Because the copy must hold no pictures, return the data below with all of its words intact.

☆ ☆ ☆

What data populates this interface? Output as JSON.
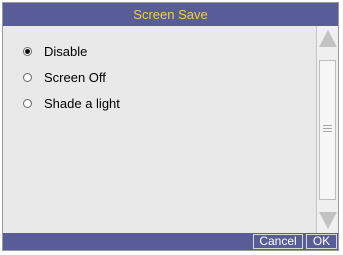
{
  "dialog": {
    "title": "Screen Save",
    "options": [
      {
        "label": "Disable",
        "selected": true
      },
      {
        "label": "Screen Off",
        "selected": false
      },
      {
        "label": "Shade a light",
        "selected": false
      }
    ],
    "cancel_label": "Cancel",
    "ok_label": "OK"
  },
  "colors": {
    "titlebar_bg": "#585c98",
    "title_text": "#f2d03a",
    "panel_bg": "#e9e9e9"
  },
  "icons": {
    "scroll_up": "triangle-up",
    "scroll_down": "triangle-down",
    "scroll_thumb_grip": "three-lines"
  }
}
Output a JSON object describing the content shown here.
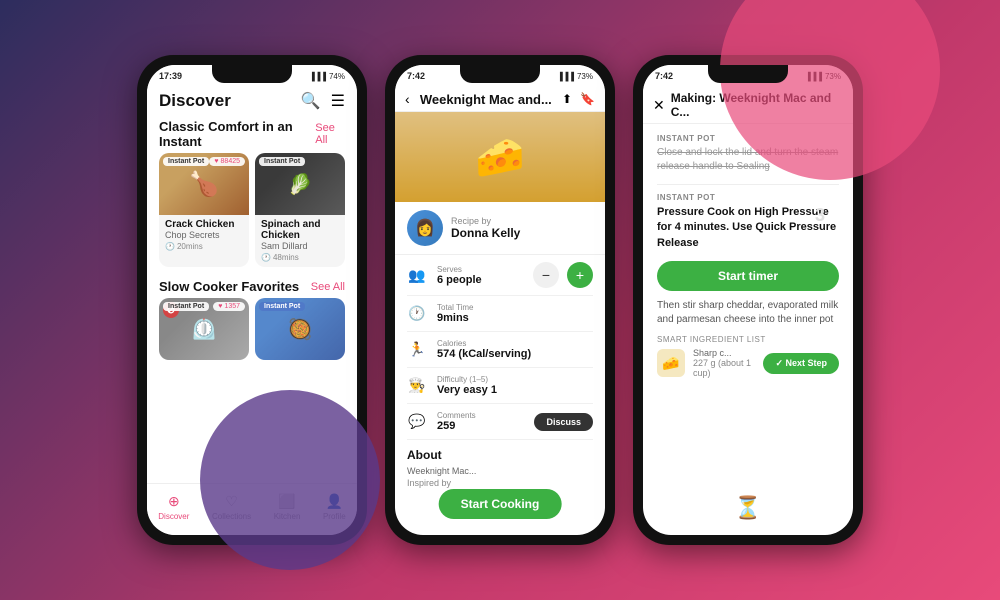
{
  "background": {
    "color1": "#2d2d5e",
    "color2": "#c0386a"
  },
  "phone1": {
    "status_time": "17:39",
    "status_battery": "74%",
    "header_title": "Discover",
    "section1_title": "Classic Comfort in an Instant",
    "see_all_1": "See All",
    "recipe1_tag": "Instant Pot",
    "recipe1_likes": "88425",
    "recipe1_name": "Crack Chicken",
    "recipe1_author": "Chop Secrets",
    "recipe1_time": "20mins",
    "recipe2_tag": "Instant Pot",
    "recipe2_name": "Spinach and Chicken",
    "recipe2_author": "Sam Dillard",
    "recipe2_time": "48mins",
    "section2_title": "Slow Cooker Favorites",
    "see_all_2": "See All",
    "recipe3_tag": "Instant Pot",
    "recipe3_likes": "1357",
    "nav_discover": "Discover",
    "nav_collections": "Collections",
    "nav_kitchen": "Kitchen",
    "nav_profile": "Profile"
  },
  "phone2": {
    "status_time": "7:42",
    "status_battery": "73%",
    "header_title": "Weeknight Mac and...",
    "recipe_by_label": "Recipe by",
    "author_name": "Donna Kelly",
    "serves_label": "Serves",
    "serves_value": "6 people",
    "time_label": "Total Time",
    "time_value": "9mins",
    "calories_label": "Calories",
    "calories_value": "574 (kCal/serving)",
    "difficulty_label": "Difficulty (1–5)",
    "difficulty_value": "Very easy 1",
    "comments_label": "Comments",
    "comments_value": "259",
    "discuss_label": "Discuss",
    "about_label": "About",
    "about_text": "Weeknight Mac...",
    "inspired_label": "Inspired by",
    "start_cooking_label": "Start Cooking"
  },
  "phone3": {
    "status_time": "7:42",
    "status_battery": "73%",
    "header_title": "Making: Weeknight Mac and C...",
    "step1_tag": "INSTANT POT",
    "step1_text": "Close and lock the lid and turn the steam release handle to Sealing",
    "step2_tag": "INSTANT POT",
    "step2_number": "3",
    "step2_text": "Pressure Cook on High Pressure for 4 minutes. Use Quick Pressure Release",
    "start_timer_label": "Start timer",
    "step3_text": "Then stir sharp cheddar, evaporated milk and parmesan cheese into the inner pot",
    "smart_list_label": "SMART INGREDIENT LIST",
    "ingredient_name": "Sharp c...",
    "ingredient_amount": "227 g (about 1 cup)",
    "next_step_label": "✓ Next Step"
  }
}
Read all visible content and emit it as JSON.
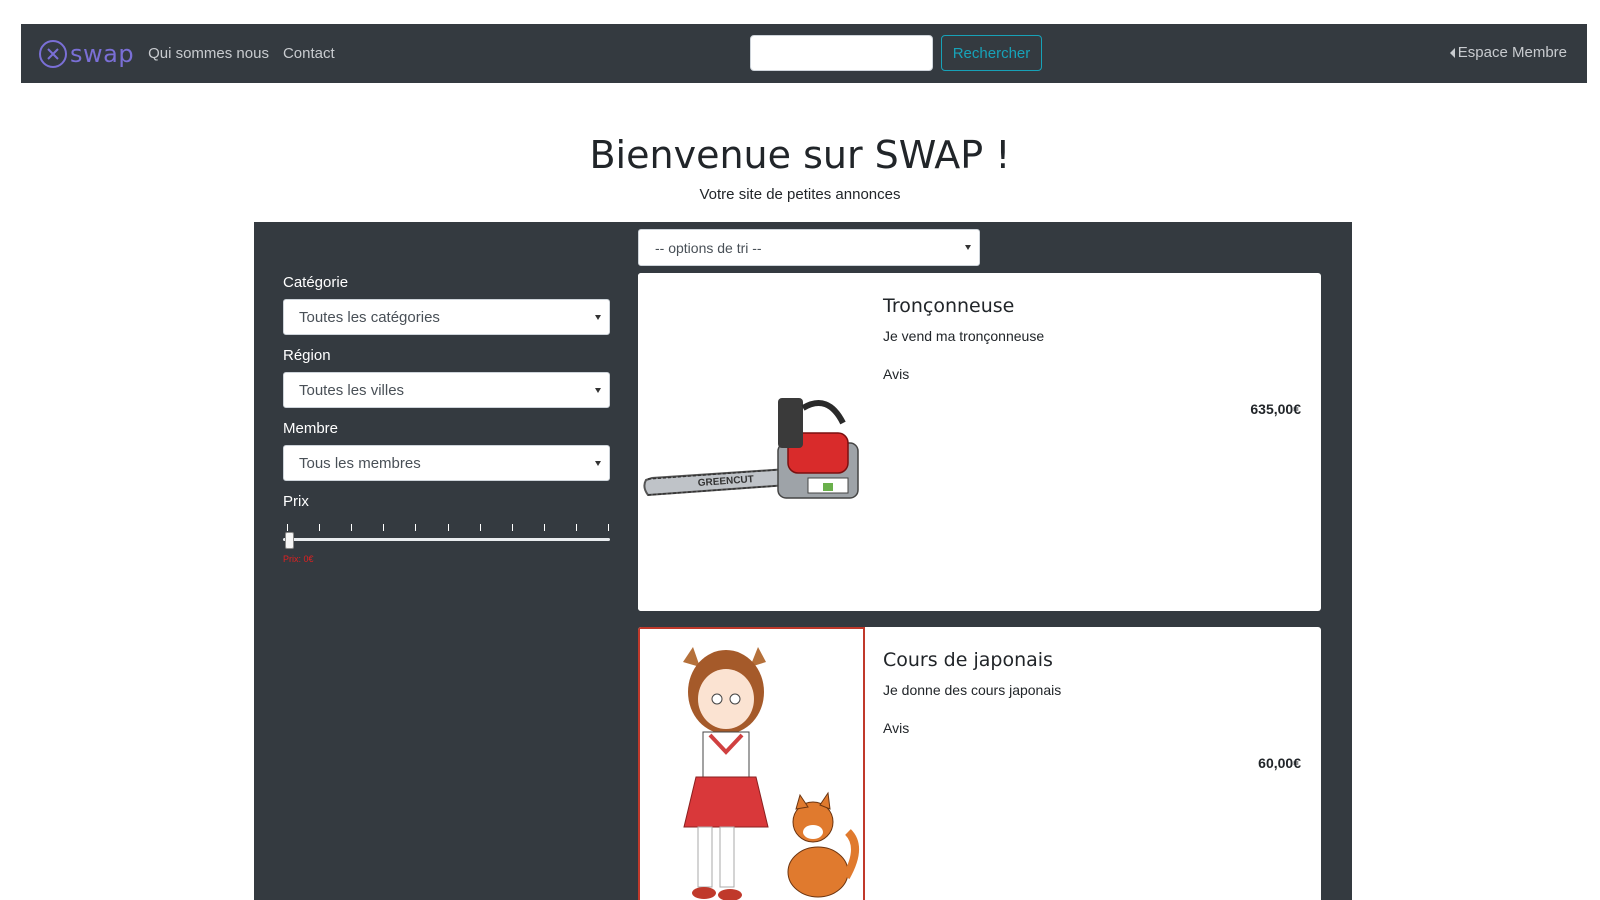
{
  "navbar": {
    "brand": "swap",
    "links": [
      "Qui sommes nous",
      "Contact"
    ],
    "search_placeholder": "",
    "search_button": "Rechercher",
    "member_link": "Espace Membre"
  },
  "hero": {
    "title": "Bienvenue sur SWAP !",
    "subtitle": "Votre site de petites annonces"
  },
  "sort": {
    "selected": "-- options de tri --"
  },
  "filters": {
    "category": {
      "label": "Catégorie",
      "selected": "Toutes les catégories"
    },
    "region": {
      "label": "Région",
      "selected": "Toutes les villes"
    },
    "member": {
      "label": "Membre",
      "selected": "Tous les membres"
    },
    "price": {
      "label": "Prix",
      "value_text": "Prix: 0€",
      "value_fraction": 0
    }
  },
  "listings": [
    {
      "title": "Tronçonneuse",
      "description": "Je vend ma tronçonneuse",
      "avis": "Avis",
      "price": "635,00€",
      "image": "chainsaw-image",
      "brand_text": "GREENCUT"
    },
    {
      "title": "Cours de japonais",
      "description": "Je donne des cours japonais",
      "avis": "Avis",
      "price": "60,00€",
      "image": "anime-girl-cat-image"
    }
  ],
  "colors": {
    "navbar_bg": "#343a40",
    "brand": "#7a6fd6",
    "search_button": "#17a2b8",
    "panel_bg": "#343a40"
  }
}
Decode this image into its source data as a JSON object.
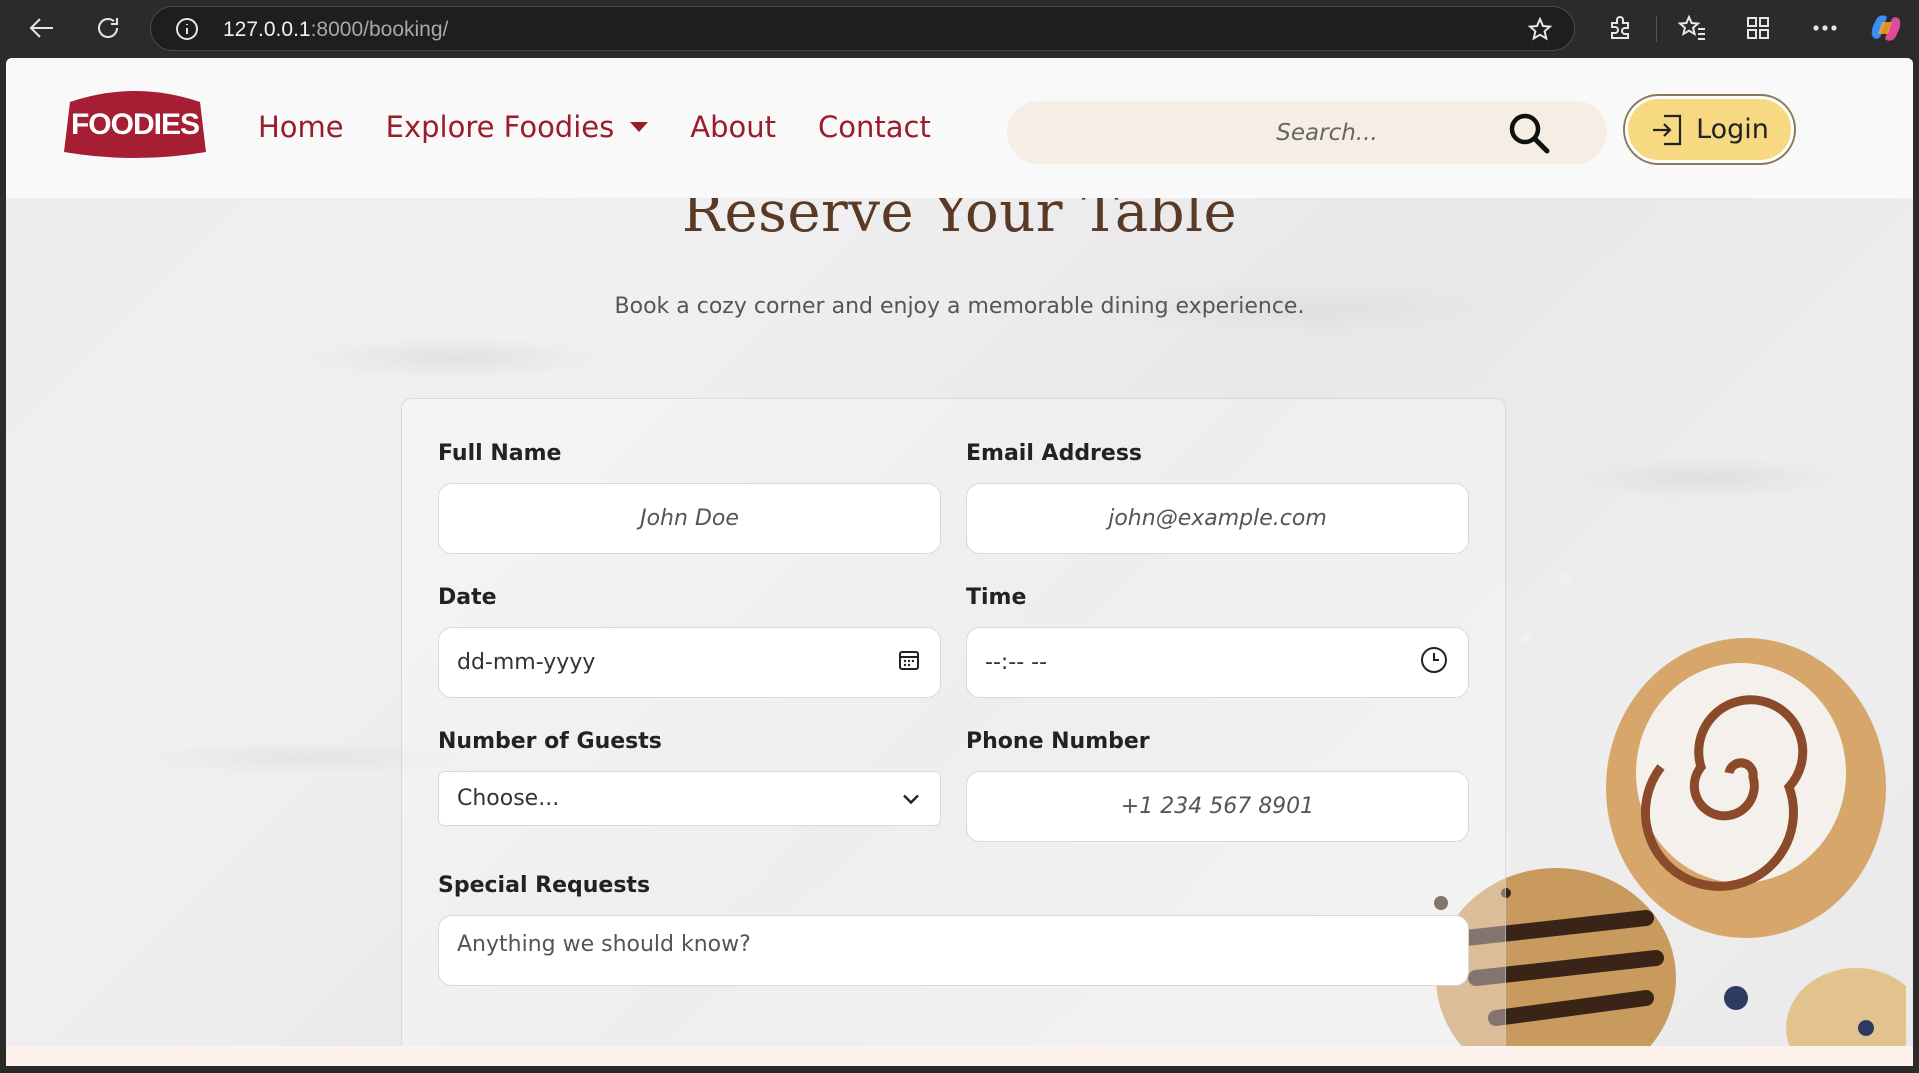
{
  "browser": {
    "url_host": "127.0.0.1",
    "url_rest": ":8000/booking/"
  },
  "navbar": {
    "logo_text": "FOODIES",
    "links": [
      {
        "label": "Home"
      },
      {
        "label": "Explore Foodies"
      },
      {
        "label": "About"
      },
      {
        "label": "Contact"
      }
    ],
    "search_placeholder": "Search...",
    "login_label": "Login"
  },
  "hero": {
    "title": "Reserve Your Table",
    "subtitle": "Book a cozy corner and enjoy a memorable dining experience."
  },
  "form": {
    "full_name": {
      "label": "Full Name",
      "placeholder": "John Doe"
    },
    "email": {
      "label": "Email Address",
      "placeholder": "john@example.com"
    },
    "date": {
      "label": "Date",
      "value": "dd-mm-yyyy"
    },
    "time": {
      "label": "Time",
      "value": "--:-- --"
    },
    "guests": {
      "label": "Number of Guests",
      "value": "Choose..."
    },
    "phone": {
      "label": "Phone Number",
      "placeholder": "+1 234 567 8901"
    },
    "requests": {
      "label": "Special Requests",
      "placeholder": "Anything we should know?"
    }
  },
  "colors": {
    "brand": "#9b1d2a",
    "title": "#5a3a24",
    "login_bg": "#f7d982",
    "submit": "#1565e6"
  }
}
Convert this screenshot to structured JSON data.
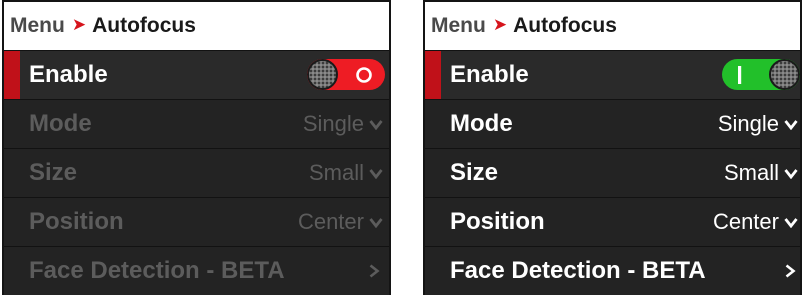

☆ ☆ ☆

▸ Answer below
What data populates this interface? Output as JSON.
{
  "dialog": {
    "title": "Screen Save",
    "options": [
      {
        "label": "Disable",
        "selected": true
      },
      {
        "label": "Screen Off",
        "selected": false
      },
      {
        "label": "Shade a light",
        "selected": false
      }
    ],
    "cancel_label": "Cancel",
    "ok_label": "OK"
  },
  "colors": {
    "titlebar_bg": "#585c98",
    "title_text": "#f2d03a",
    "panel_bg": "#e9e9e9"
  },
  "icons": {
    "scroll_up": "triangle-up",
    "scroll_down": "triangle-down",
    "scroll_thumb_grip": "three-lines"
  }
}
Output a JSON object describing the content shown here.
{
  "background": {
    "color1": "#2d2d5e",
    "color2": "#c0386a"
  },
  "phone1": {
    "status_time": "17:39",
    "status_battery": "74%",
    "header_title": "Discover",
    "section1_title": "Classic Comfort in an Instant",
    "see_all_1": "See All",
    "recipe1_tag": "Instant Pot",
    "recipe1_likes": "88425",
    "recipe1_name": "Crack Chicken",
    "recipe1_author": "Chop Secrets",
    "recipe1_time": "20mins",
    "recipe2_tag": "Instant Pot",
    "recipe2_name": "Spinach and Chicken",
    "recipe2_author": "Sam Dillard",
    "recipe2_time": "48mins",
    "section2_title": "Slow Cooker Favorites",
    "see_all_2": "See All",
    "recipe3_tag": "Instant Pot",
    "recipe3_likes": "1357",
    "nav_discover": "Discover",
    "nav_collections": "Collections",
    "nav_kitchen": "Kitchen",
    "nav_profile": "Profile"
  },
  "phone2": {
    "status_time": "7:42",
    "status_battery": "73%",
    "header_title": "Weeknight Mac and...",
    "recipe_by_label": "Recipe by",
    "author_name": "Donna Kelly",
    "serves_label": "Serves",
    "serves_value": "6 people",
    "time_label": "Total Time",
    "time_value": "9mins",
    "calories_label": "Calories",
    "calories_value": "574 (kCal/serving)",
    "difficulty_label": "Difficulty (1–5)",
    "difficulty_value": "Very easy 1",
    "comments_label": "Comments",
    "comments_value": "259",
    "discuss_label": "Discuss",
    "about_label": "About",
    "about_text": "Weeknight Mac...",
    "inspired_label": "Inspired by",
    "start_cooking_label": "Start Cooking"
  },
  "phone3": {
    "status_time": "7:42",
    "status_battery": "73%",
    "header_title": "Making: Weeknight Mac and C...",
    "step1_tag": "INSTANT POT",
    "step1_text": "Close and lock the lid and turn the steam release handle to Sealing",
    "step2_tag": "INSTANT POT",
    "step2_number": "3",
    "step2_text": "Pressure Cook on High Pressure for 4 minutes. Use Quick Pressure Release",
    "start_timer_label": "Start timer",
    "step3_text": "Then stir sharp cheddar, evaporated milk and parmesan cheese into the inner pot",
    "smart_list_label": "SMART INGREDIENT LIST",
    "ingredient_name": "Sharp c...",
    "ingredient_amount": "227 g (about 1 cup)",
    "next_step_label": "✓ Next Step"
  }
}
Read all visible content and emit it as JSON.
{
  "navbar": {
    "brand": "swap",
    "links": [
      "Qui sommes nous",
      "Contact"
    ],
    "search_placeholder": "",
    "search_button": "Rechercher",
    "member_link": "Espace Membre"
  },
  "hero": {
    "title": "Bienvenue sur SWAP !",
    "subtitle": "Votre site de petites annonces"
  },
  "sort": {
    "selected": "-- options de tri --"
  },
  "filters": {
    "category": {
      "label": "Catégorie",
      "selected": "Toutes les catégories"
    },
    "region": {
      "label": "Région",
      "selected": "Toutes les villes"
    },
    "member": {
      "label": "Membre",
      "selected": "Tous les membres"
    },
    "price": {
      "label": "Prix",
      "value_text": "Prix: 0€",
      "value_fraction": 0
    }
  },
  "listings": [
    {
      "title": "Tronçonneuse",
      "description": "Je vend ma tronçonneuse",
      "avis": "Avis",
      "price": "635,00€",
      "image": "chainsaw-image",
      "brand_text": "GREENCUT"
    },
    {
      "title": "Cours de japonais",
      "description": "Je donne des cours japonais",
      "avis": "Avis",
      "price": "60,00€",
      "image": "anime-girl-cat-image"
    }
  ],
  "colors": {
    "navbar_bg": "#343a40",
    "brand": "#7a6fd6",
    "search_button": "#17a2b8",
    "panel_bg": "#343a40"
  }
}
Decode this image into its source data as a JSON object.
{
  "browser": {
    "url_host": "127.0.0.1",
    "url_rest": ":8000/booking/"
  },
  "navbar": {
    "logo_text": "FOODIES",
    "links": [
      {
        "label": "Home"
      },
      {
        "label": "Explore Foodies"
      },
      {
        "label": "About"
      },
      {
        "label": "Contact"
      }
    ],
    "search_placeholder": "Search...",
    "login_label": "Login"
  },
  "hero": {
    "title": "Reserve Your Table",
    "subtitle": "Book a cozy corner and enjoy a memorable dining experience."
  },
  "form": {
    "full_name": {
      "label": "Full Name",
      "placeholder": "John Doe"
    },
    "email": {
      "label": "Email Address",
      "placeholder": "john@example.com"
    },
    "date": {
      "label": "Date",
      "value": "dd-mm-yyyy"
    },
    "time": {
      "label": "Time",
      "value": "--:-- --"
    },
    "guests": {
      "label": "Number of Guests",
      "value": "Choose..."
    },
    "phone": {
      "label": "Phone Number",
      "placeholder": "+1 234 567 8901"
    },
    "requests": {
      "label": "Special Requests",
      "placeholder": "Anything we should know?"
    }
  },
  "colors": {
    "brand": "#9b1d2a",
    "title": "#5a3a24",
    "login_bg": "#f7d982",
    "submit": "#1565e6"
  }
}
Convert this screenshot to structured JSON data.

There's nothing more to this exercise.